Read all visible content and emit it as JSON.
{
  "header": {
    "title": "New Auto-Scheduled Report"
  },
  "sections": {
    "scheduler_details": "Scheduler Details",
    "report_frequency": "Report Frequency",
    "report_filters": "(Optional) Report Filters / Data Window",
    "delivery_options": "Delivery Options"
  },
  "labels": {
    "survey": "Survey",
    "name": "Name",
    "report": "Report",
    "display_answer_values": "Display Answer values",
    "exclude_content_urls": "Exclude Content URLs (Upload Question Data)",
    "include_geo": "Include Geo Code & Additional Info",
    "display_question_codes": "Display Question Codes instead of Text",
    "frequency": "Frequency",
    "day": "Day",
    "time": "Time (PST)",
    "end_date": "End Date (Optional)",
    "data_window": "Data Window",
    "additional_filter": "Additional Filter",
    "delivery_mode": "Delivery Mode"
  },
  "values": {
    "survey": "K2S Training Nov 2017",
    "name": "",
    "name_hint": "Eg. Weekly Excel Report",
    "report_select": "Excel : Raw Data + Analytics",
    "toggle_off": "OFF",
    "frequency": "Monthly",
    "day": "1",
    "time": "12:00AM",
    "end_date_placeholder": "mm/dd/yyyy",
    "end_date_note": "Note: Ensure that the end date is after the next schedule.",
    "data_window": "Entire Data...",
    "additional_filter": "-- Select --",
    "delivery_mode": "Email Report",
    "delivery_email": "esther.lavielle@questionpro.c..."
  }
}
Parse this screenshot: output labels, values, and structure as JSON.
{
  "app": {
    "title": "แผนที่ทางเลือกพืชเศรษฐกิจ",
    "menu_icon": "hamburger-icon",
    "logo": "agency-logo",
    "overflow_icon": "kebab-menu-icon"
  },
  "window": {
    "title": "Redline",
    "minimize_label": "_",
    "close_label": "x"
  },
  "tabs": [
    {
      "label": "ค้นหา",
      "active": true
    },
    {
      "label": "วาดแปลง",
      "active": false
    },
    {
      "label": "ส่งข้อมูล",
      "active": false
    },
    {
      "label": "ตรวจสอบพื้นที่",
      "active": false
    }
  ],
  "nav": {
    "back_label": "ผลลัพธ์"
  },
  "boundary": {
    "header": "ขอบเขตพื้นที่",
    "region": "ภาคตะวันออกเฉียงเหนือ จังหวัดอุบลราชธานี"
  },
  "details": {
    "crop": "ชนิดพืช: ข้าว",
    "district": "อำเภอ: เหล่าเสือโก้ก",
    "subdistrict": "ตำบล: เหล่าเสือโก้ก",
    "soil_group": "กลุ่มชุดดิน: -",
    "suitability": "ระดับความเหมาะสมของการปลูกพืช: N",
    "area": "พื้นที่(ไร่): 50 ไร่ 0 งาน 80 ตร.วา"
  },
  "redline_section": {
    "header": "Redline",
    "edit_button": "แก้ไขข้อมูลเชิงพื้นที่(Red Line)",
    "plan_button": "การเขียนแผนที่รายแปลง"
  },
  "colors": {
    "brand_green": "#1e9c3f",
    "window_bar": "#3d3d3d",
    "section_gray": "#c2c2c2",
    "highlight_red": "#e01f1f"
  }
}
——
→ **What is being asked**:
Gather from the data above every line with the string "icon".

→ **Response area**:
    "menu_icon": "hamburger-icon",
    "overflow_icon": "kebab-menu-icon"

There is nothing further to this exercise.